> **Goal of the exercise**: A word-for-word repetition of the records beneath this task is the expected answer.

> **Supplied material**:
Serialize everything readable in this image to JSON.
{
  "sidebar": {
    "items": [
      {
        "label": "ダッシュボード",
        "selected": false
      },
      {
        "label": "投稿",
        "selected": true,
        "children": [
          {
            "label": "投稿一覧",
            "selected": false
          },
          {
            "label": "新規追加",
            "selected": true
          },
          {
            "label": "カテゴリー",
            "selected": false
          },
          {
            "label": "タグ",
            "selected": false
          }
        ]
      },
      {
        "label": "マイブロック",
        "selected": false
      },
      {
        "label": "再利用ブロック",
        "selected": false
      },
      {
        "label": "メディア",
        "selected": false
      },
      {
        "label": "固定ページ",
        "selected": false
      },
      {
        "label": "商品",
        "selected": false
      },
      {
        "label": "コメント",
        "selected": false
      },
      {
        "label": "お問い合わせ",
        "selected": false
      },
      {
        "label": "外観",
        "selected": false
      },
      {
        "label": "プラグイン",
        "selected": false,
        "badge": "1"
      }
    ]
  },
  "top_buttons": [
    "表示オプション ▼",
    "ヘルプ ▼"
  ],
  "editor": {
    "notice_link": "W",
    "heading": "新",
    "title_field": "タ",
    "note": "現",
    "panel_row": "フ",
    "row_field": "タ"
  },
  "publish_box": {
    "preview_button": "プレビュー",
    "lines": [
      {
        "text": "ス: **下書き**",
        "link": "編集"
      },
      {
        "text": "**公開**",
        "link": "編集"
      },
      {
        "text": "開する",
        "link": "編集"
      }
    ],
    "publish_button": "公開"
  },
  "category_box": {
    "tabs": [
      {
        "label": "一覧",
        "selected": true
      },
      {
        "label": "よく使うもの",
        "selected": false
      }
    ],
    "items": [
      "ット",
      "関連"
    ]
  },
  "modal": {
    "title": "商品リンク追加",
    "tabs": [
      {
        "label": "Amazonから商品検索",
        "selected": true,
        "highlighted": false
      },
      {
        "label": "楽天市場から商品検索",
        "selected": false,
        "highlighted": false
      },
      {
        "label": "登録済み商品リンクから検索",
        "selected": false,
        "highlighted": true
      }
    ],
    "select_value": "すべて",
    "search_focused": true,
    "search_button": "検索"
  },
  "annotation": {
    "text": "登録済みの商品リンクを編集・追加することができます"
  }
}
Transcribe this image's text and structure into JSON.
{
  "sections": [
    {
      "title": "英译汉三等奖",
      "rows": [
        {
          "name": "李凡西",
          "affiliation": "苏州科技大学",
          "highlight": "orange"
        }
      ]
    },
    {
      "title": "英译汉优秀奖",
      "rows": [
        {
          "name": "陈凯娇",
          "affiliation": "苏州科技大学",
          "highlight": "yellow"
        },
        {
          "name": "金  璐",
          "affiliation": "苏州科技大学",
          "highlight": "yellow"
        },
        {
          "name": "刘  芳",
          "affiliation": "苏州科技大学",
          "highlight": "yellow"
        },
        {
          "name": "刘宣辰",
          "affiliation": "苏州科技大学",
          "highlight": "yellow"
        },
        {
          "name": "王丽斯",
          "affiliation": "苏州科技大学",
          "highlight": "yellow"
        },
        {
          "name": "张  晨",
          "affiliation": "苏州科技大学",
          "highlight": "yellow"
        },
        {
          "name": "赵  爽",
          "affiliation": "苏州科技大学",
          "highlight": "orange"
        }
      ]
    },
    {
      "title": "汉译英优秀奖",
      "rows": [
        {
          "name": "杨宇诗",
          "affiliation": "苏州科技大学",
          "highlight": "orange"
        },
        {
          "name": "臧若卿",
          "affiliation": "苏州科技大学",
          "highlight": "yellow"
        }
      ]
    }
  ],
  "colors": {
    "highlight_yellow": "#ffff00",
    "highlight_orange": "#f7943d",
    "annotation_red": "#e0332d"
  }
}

> **The completed task**:
Serialize everything readable in this image to JSON.
{
  "sidebar": {
    "items": [
      {
        "label": "ダッシュボード",
        "selected": false
      },
      {
        "label": "投稿",
        "selected": true,
        "children": [
          {
            "label": "投稿一覧",
            "selected": false
          },
          {
            "label": "新規追加",
            "selected": true
          },
          {
            "label": "カテゴリー",
            "selected": false
          },
          {
            "label": "タグ",
            "selected": false
          }
        ]
      },
      {
        "label": "マイブロック",
        "selected": false
      },
      {
        "label": "再利用ブロック",
        "selected": false
      },
      {
        "label": "メディア",
        "selected": false
      },
      {
        "label": "固定ページ",
        "selected": false
      },
      {
        "label": "商品",
        "selected": false
      },
      {
        "label": "コメント",
        "selected": false
      },
      {
        "label": "お問い合わせ",
        "selected": false
      },
      {
        "label": "外観",
        "selected": false
      },
      {
        "label": "プラグイン",
        "selected": false,
        "badge": "1"
      }
    ]
  },
  "top_buttons": [
    "表示オプション ▼",
    "ヘルプ ▼"
  ],
  "editor": {
    "notice_link": "W",
    "heading": "新",
    "title_field": "タ",
    "note": "現",
    "panel_row": "フ",
    "row_field": "タ"
  },
  "publish_box": {
    "preview_button": "プレビュー",
    "lines": [
      {
        "text": "ス: **下書き**",
        "link": "編集"
      },
      {
        "text": "**公開**",
        "link": "編集"
      },
      {
        "text": "開する",
        "link": "編集"
      }
    ],
    "publish_button": "公開"
  },
  "category_box": {
    "tabs": [
      {
        "label": "一覧",
        "selected": true
      },
      {
        "label": "よく使うもの",
        "selected": false
      }
    ],
    "items": [
      "ット",
      "関連"
    ]
  },
  "modal": {
    "title": "商品リンク追加",
    "tabs": [
      {
        "label": "Amazonから商品検索",
        "selected": true,
        "highlighted": false
      },
      {
        "label": "楽天市場から商品検索",
        "selected": false,
        "highlighted": false
      },
      {
        "label": "登録済み商品リンクから検索",
        "selected": false,
        "highlighted": true
      }
    ],
    "select_value": "すべて",
    "search_focused": true,
    "search_button": "検索"
  },
  "annotation": {
    "text": "登録済みの商品リンクを編集・追加することができます"
  }
}
Transcribe this image's text and structure into JSON.
{
  "sections": [
    {
      "title": "英译汉三等奖",
      "rows": [
        {
          "name": "李凡西",
          "affiliation": "苏州科技大学",
          "highlight": "orange"
        }
      ]
    },
    {
      "title": "英译汉优秀奖",
      "rows": [
        {
          "name": "陈凯娇",
          "affiliation": "苏州科技大学",
          "highlight": "yellow"
        },
        {
          "name": "金  璐",
          "affiliation": "苏州科技大学",
          "highlight": "yellow"
        },
        {
          "name": "刘  芳",
          "affiliation": "苏州科技大学",
          "highlight": "yellow"
        },
        {
          "name": "刘宣辰",
          "affiliation": "苏州科技大学",
          "highlight": "yellow"
        },
        {
          "name": "王丽斯",
          "affiliation": "苏州科技大学",
          "highlight": "yellow"
        },
        {
          "name": "张  晨",
          "affiliation": "苏州科技大学",
          "highlight": "yellow"
        },
        {
          "name": "赵  爽",
          "affiliation": "苏州科技大学",
          "highlight": "orange"
        }
      ]
    },
    {
      "title": "汉译英优秀奖",
      "rows": [
        {
          "name": "杨宇诗",
          "affiliation": "苏州科技大学",
          "highlight": "orange"
        },
        {
          "name": "臧若卿",
          "affiliation": "苏州科技大学",
          "highlight": "yellow"
        }
      ]
    }
  ],
  "colors": {
    "highlight_yellow": "#ffff00",
    "highlight_orange": "#f7943d",
    "annotation_red": "#e0332d"
  }
}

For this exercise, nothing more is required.